The 24,000 RPM water cooled spindle on my Taig Micro-Mill is operational.
The power required to do wax milling with 0.004″ milling bits is extremely low. I use my old settings of 10,000 rpm and 10 IPM travel on the first run. The no load current on the spindle is 0.6 amps. While making the first carving the spindle ran at 0.6 amps. It was as if there was no load on the spindle motor.
The next run as shown in the video was at the recommended limit of the 0.004 inch tapered mill bit. The run shown is 15,000… Continue reading
The water cooling has been added to the high speed spindle through the red tubes in the picture. This is phase one where I will be using a reservoir with a sump pump behind the bench.. This should let me operate for maybe an hour or so. I don’t have any idea how much and how fast the water will warm.
The next step in the water cooling will be to add a closed loop system with a radiator to move the heat out into the ambient air rather than store it in the water tank. But first I need… Continue reading
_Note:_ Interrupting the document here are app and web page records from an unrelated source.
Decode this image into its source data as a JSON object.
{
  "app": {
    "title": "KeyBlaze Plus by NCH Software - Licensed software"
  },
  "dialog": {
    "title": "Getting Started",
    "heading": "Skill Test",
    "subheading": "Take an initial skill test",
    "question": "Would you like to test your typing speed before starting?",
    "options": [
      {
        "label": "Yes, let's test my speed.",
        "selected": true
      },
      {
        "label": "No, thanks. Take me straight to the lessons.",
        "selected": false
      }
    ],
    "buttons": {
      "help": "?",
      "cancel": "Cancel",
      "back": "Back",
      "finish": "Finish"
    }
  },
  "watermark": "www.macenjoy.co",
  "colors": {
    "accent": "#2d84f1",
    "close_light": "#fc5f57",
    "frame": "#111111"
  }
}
The parts arrived yesterday. Exactly as shown in the previous post. I placed an order for some four conductor cable for the wiring between the Variable Frequency Drive (VFD) and the spindle motor.
I needed to see the clamping size of the spindle’s electrical plug connector. I didn’t want to select and order a cable that would not fit. The cable is on they way to me, so I created the adapter I needed to mount the new spindle on the Taig Micro-Mill.
The picture shows the results of my work as the spindle is now nicely mounted on the… Continue reading
Here in the RD workshop, consideration is being made on adding a one horsepower 24,000 RPM spindle to the Taig CNC Micro Mill. The standard spindle is a belt drive one quarter horsepower unit with a top RPM of 10,000.
The standard spindle and drive is quite adequate for most of the milling work the micro mill is asked to produce. The primary use for one of my mills is wax carving with as small as 0.003-inch milling bits. That size mill bit can best operate at the 10K RPM and higher ranges.
I did some comparison of speeds and… Continue reading
I am presently using two very good 3-dimensional CAD programs. They are Autodesk Fusion 360 and Robert McNeil & Associates Rhino3D. I am at a decision point on which one will be my standard go-to drawing program.
I have had the longest association with Rhino. I started with version 3 and version 6 has just been released. Major version number upgrades must be purchased. That’s why I am at a decision point.
Fusion 360 is free for users like myself. That is a major advantage. The Rhino3D upgrade is $375.00.
It seems like a no-brainer to stay with the… Continue reading